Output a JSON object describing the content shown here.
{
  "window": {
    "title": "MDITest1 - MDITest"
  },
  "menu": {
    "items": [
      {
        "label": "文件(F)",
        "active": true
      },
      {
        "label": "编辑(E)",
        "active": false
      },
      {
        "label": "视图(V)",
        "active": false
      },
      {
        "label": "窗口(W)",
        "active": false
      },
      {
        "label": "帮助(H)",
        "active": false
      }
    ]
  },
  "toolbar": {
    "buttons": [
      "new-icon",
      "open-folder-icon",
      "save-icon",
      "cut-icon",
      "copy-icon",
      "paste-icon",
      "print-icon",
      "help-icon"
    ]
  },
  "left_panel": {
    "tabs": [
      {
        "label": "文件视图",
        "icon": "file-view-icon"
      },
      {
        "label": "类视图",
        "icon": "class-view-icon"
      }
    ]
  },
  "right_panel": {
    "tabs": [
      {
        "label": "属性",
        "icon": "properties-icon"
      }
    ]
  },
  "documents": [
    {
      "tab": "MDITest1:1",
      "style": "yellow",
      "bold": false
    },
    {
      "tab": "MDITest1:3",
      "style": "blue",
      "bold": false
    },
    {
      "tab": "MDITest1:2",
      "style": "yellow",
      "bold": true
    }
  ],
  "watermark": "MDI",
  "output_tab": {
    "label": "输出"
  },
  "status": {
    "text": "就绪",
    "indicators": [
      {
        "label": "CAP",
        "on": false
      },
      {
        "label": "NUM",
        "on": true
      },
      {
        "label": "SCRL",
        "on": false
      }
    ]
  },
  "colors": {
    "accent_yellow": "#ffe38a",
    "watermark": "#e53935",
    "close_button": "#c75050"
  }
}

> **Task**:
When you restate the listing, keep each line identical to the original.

> **Answer section**:
Output a JSON object describing the content shown here.
{
  "window": {
    "title": "MDITest1 - MDITest"
  },
  "menu": {
    "items": [
      {
        "label": "文件(F)",
        "active": true
      },
      {
        "label": "编辑(E)",
        "active": false
      },
      {
        "label": "视图(V)",
        "active": false
      },
      {
        "label": "窗口(W)",
        "active": false
      },
      {
        "label": "帮助(H)",
        "active": false
      }
    ]
  },
  "toolbar": {
    "buttons": [
      "new-icon",
      "open-folder-icon",
      "save-icon",
      "cut-icon",
      "copy-icon",
      "paste-icon",
      "print-icon",
      "help-icon"
    ]
  },
  "left_panel": {
    "tabs": [
      {
        "label": "文件视图",
        "icon": "file-view-icon"
      },
      {
        "label": "类视图",
        "icon": "class-view-icon"
      }
    ]
  },
  "right_panel": {
    "tabs": [
      {
        "label": "属性",
        "icon": "properties-icon"
      }
    ]
  },
  "documents": [
    {
      "tab": "MDITest1:1",
      "style": "yellow",
      "bold": false
    },
    {
      "tab": "MDITest1:3",
      "style": "blue",
      "bold": false
    },
    {
      "tab": "MDITest1:2",
      "style": "yellow",
      "bold": true
    }
  ],
  "watermark": "MDI",
  "output_tab": {
    "label": "输出"
  },
  "status": {
    "text": "就绪",
    "indicators": [
      {
        "label": "CAP",
        "on": false
      },
      {
        "label": "NUM",
        "on": true
      },
      {
        "label": "SCRL",
        "on": false
      }
    ]
  },
  "colors": {
    "accent_yellow": "#ffe38a",
    "watermark": "#e53935",
    "close_button": "#c75050"
  }
}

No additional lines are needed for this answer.